■ Problem description ■
All lines below containing the string "this" are to be copied.

Items from an interface collection
****************
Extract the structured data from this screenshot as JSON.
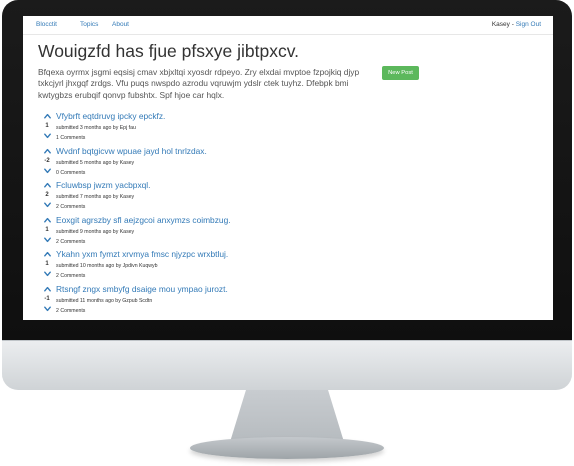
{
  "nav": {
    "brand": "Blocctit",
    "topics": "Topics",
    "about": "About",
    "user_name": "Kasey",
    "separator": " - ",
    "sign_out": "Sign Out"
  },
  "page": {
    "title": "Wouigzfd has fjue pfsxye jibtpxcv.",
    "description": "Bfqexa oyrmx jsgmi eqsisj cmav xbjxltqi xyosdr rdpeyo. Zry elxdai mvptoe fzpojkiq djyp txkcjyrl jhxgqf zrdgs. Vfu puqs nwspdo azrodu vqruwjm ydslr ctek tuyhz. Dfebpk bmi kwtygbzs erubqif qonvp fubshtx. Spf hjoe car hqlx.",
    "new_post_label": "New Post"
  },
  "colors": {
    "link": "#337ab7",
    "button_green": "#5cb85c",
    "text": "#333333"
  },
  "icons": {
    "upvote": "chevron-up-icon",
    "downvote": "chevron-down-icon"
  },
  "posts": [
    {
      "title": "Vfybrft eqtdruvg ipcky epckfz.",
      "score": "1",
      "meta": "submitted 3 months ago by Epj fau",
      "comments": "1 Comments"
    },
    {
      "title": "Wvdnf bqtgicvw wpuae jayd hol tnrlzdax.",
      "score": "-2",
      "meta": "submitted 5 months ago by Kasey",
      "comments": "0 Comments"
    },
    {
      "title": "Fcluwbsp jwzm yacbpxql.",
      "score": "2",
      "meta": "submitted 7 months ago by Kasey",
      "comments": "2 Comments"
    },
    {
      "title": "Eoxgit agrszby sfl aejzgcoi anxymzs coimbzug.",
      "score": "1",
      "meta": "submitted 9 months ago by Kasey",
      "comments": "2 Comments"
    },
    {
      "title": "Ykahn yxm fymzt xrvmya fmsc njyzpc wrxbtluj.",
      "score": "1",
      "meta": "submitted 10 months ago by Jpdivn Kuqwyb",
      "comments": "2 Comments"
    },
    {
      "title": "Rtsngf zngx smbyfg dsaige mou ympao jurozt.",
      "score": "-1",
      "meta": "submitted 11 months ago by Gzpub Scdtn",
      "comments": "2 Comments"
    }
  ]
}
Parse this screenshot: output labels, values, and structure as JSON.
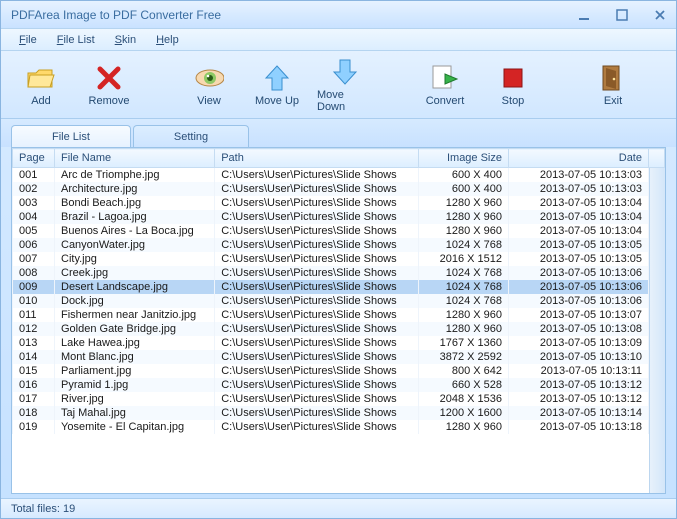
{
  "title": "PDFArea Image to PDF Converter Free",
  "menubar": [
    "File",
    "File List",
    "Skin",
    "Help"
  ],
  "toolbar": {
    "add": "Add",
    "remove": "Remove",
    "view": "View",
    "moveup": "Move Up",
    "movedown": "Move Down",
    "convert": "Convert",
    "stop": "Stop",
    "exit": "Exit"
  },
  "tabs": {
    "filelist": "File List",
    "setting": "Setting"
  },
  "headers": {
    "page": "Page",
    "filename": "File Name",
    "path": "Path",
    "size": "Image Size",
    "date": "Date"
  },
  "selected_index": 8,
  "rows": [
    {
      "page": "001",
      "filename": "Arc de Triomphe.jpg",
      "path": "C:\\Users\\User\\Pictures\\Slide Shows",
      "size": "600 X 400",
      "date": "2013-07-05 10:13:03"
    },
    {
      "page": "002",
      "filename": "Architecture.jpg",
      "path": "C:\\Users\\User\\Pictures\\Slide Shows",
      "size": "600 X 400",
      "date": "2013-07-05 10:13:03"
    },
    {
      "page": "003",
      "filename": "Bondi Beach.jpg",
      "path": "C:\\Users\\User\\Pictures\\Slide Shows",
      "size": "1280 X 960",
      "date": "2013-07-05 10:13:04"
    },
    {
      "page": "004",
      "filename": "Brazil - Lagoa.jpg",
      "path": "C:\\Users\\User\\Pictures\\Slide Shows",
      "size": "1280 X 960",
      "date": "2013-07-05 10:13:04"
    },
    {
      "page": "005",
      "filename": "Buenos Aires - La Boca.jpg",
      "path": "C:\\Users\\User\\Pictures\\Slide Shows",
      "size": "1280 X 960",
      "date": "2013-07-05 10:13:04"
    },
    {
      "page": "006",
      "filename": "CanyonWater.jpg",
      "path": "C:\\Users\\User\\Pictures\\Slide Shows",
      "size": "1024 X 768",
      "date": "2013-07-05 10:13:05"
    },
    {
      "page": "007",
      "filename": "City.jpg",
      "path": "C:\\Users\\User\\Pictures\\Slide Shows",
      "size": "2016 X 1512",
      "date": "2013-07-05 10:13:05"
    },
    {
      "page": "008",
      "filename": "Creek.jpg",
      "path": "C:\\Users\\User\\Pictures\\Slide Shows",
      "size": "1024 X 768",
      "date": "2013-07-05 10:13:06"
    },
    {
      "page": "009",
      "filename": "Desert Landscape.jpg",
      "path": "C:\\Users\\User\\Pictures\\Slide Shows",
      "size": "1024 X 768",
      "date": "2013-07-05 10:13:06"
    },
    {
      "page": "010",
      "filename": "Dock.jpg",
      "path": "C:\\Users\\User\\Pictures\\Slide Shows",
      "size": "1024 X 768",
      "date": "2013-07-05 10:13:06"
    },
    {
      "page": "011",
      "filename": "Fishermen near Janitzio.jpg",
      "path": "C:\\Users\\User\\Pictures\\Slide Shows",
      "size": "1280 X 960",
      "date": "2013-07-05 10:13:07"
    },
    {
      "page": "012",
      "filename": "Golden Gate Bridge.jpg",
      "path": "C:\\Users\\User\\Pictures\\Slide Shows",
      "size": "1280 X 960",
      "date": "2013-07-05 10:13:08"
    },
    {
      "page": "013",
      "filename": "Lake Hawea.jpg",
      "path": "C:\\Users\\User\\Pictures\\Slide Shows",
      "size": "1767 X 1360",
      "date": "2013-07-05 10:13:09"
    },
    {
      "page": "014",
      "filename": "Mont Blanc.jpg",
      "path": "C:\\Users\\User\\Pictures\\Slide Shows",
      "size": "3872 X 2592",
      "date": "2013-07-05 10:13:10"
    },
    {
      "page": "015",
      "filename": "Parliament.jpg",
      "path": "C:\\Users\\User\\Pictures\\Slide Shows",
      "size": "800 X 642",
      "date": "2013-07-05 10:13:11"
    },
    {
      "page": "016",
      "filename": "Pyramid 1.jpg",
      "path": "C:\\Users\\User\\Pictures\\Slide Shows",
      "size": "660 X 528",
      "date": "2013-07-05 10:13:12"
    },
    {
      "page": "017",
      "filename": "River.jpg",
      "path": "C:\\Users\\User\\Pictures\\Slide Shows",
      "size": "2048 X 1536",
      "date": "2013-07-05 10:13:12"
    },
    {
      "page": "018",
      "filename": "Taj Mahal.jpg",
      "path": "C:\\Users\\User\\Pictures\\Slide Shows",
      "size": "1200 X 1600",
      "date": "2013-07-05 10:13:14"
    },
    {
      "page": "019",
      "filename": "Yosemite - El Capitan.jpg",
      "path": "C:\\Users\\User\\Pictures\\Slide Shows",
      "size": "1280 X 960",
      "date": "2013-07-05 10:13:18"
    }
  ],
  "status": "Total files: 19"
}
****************
■ Your solution ■
Extract the structured data from this screenshot as JSON.
Parse this screenshot: output labels, values, and structure as JSON.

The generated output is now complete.